Are you the kind who reads the paper cover to cover?
I’m thinking of the back of Section B of the Independent, where you will find the legal notices in columns of small gray type. I realize it’s tempting to skip over that page when what you’re heading for are the pleasures of the horoscope or the Arts & Minds section.
But there are some good stories to be found in these seemingly staid entries.
They’re also a critically important part of having local governments that work. They’re called “legals” because the law requires that the public be notified in advance whenever officials are considering taking certain actions — making exceptions to rules about what can be built, granting licenses, or giving a property owner permission to demolish a structure that might be historic, for example. All of those decisions have to be made in public meetings and have to be advertised in a “newspaper of general circulation.”
We sometimes hear complaints that local government is too secretive — that decisions are made out of sight, behind closed doors. The implication is that insiders must be getting away with all kinds of things. If you feel that way, I recommend reading the legal notices. They’re your invitation into those civic secrets.
If you doubt me, check out the legals here. You’ll find all kinds of potentially fascinating public dramas that are about to happen.
For example, a liquor store on Route 6 in Wellfleet was recently denied an extension of its seasonal license. As we reported, more than 100 people signed a petition opposing the extension. But the owner is coming back to the select board on Jan. 17, seeking a year-round license this time.

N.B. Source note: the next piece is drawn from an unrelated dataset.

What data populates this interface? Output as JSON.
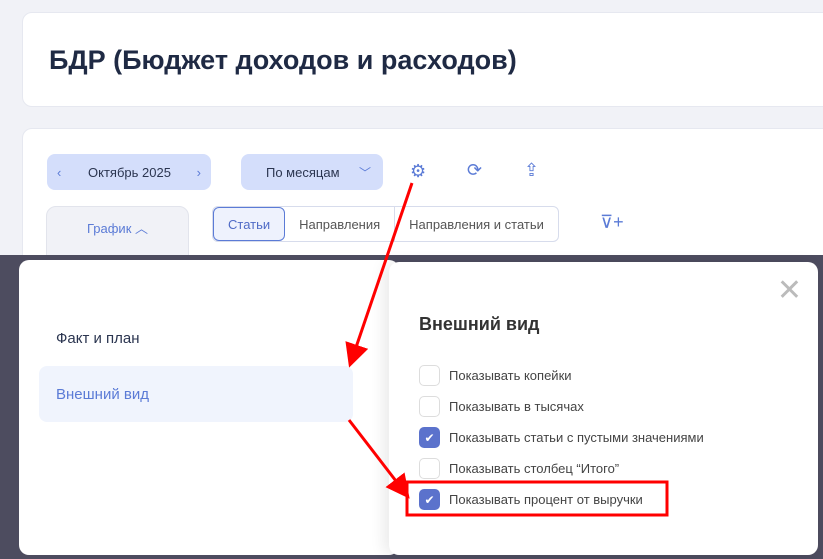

The Provincetown Planning Board will hear a property owner’s proposal to build a new deck, stairs, shed, and jacuzzi along with retaining walls on a site up in the town’s High Elevation Protection District. If that sounds like no big deal, read Christine Legere’s report about a similar case in which the owners want to build an “infinity” pool with a waterfall, and the planning board turned them down. The parties are now fighting it out in Land Court.
The Provincetown tree warden wants to cut down a 50-foot cottonwood and a 20-foot Siberian elm that he says are decayed and pose a danger to public safety. That could be an easy call — but local tree lovers might want to have a chance to say goodbye.
The cast of characters in the legals — applicants, neighbors, town employees, board members — is large. Looking over the actors is akin to keeping tabs on the neighborhood action from a park bench or a balcony, which, as Jane Jacobs wrote in The Death and Life of Great American Cities, is both entertaining and essential to safeguarding the freedom of a place.
You thought nothing happens on the Outer Cape in January? It’s a hotbed of civics and even melodrama. You just need to read the fine print.